Sweet caddis John!

What do you enjoy tying up most?
   I enjoy tying everything really, but if I had to pick one thing specifically, it would be streamers, and the bigger the better. I can crank em out, and I find you can incorporate much more of your own personality into them, versus a traditional dry or nymph pattern,

Tell me about what your local Trout Unlimited group does? I know that some folks would think that you guys might be busy removing mob victims from your streams, but I am sure the reality is a bit different?
John with a nice Delaware brown

  We do A LOT!!!!  We are currently involved in a major effort to improve my local stream the Big Flatbrook.  We are doing things such as stream cleanups and riparian buffer plantings, we've also started a float stocking program which covers a little more than a mile of river.  It in my opinion has really improved the fishing over that stretch, due to the fact that now people are forced to walk away from the "normal stocking points" and actually look for fish.  We are also in the permitting stages to do some major in stream restoration work in the a portion of the river that we are stocking.  We have contracted a company to do the work, and hope to be doing  the work in the coming months.  I will tell you that we have found some very interesting things on our cleanups, but mobster bodies aren't on the list!
Has it been difficult for you to find people to help you out?

   As far as volunteers go we are very lucky to have a great membership that is always willing to help, as well as folks from other chapters in the state.  I've noticed in my short time as an active member that there is a willingness to "cross volunteer" and help out another chapter with their projects, this I find to be a great thing.

Do you ever get a chance to hit the salt up?

Not as much as I'd like, but yes.  The closest salt water for me is a 100 mile trip one way, so when I do go I make a long day out of it.  I've had some super days fishing bait, and plugging, but have yet to catch a fish from the surf on the fly.  I hope to change that this summer!!!
So you are offered a trip anywhere to fish anything… where do you go and what do you target?
Back to Florida for some Poon!!!  A few years back, my wife, daughter and I visited a couple we are friends with in the Cape Coral area.   While the ladies were lounging pool/beach side, the fellas were out chasing fish.  I jumped two BIG ONES, but got none boat side.  It was a rush unlike anything I've ever experienced and would do it again in a second!
Alright, being from Jersey, I have to ask you… have you hooked Snooki (or hooked up with her)? Or would you be more inclined to hook into a snook?
   Definitely the fish...I gave up hunting trolls years ago ;>)

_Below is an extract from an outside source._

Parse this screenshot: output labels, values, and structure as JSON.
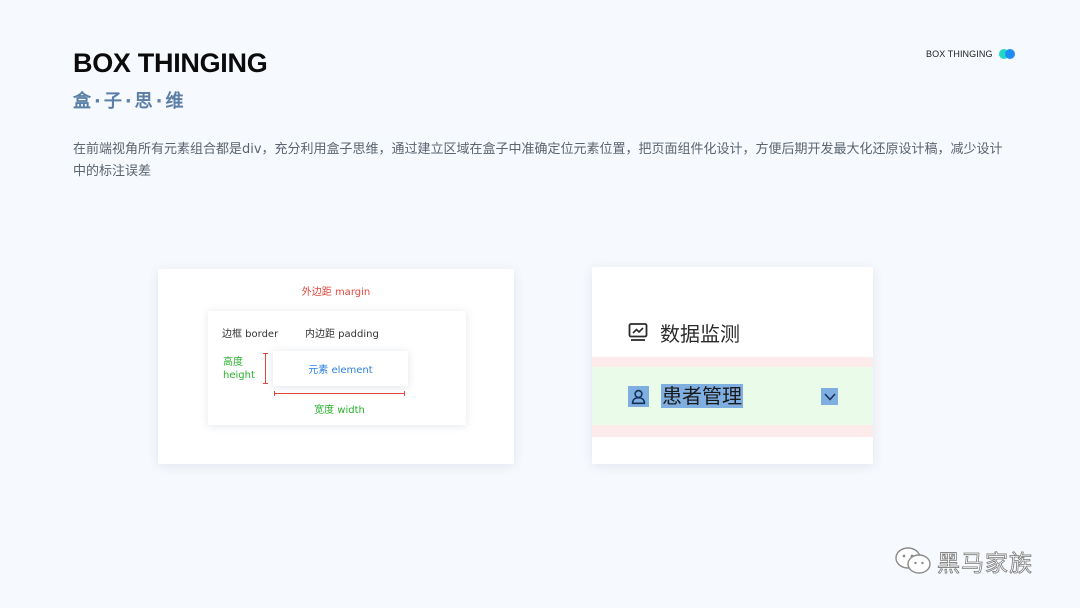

  1. I am really loving this weekly addition to your blog! I look excited to see it every week!

  2. "stay in cabins right on the river, eat and drink and smoke cigars like kings, and fish early and often." ==> Fish Camp! :) Awesome.

    I second Dustin's comment...I am very much enjoying these weekly additions!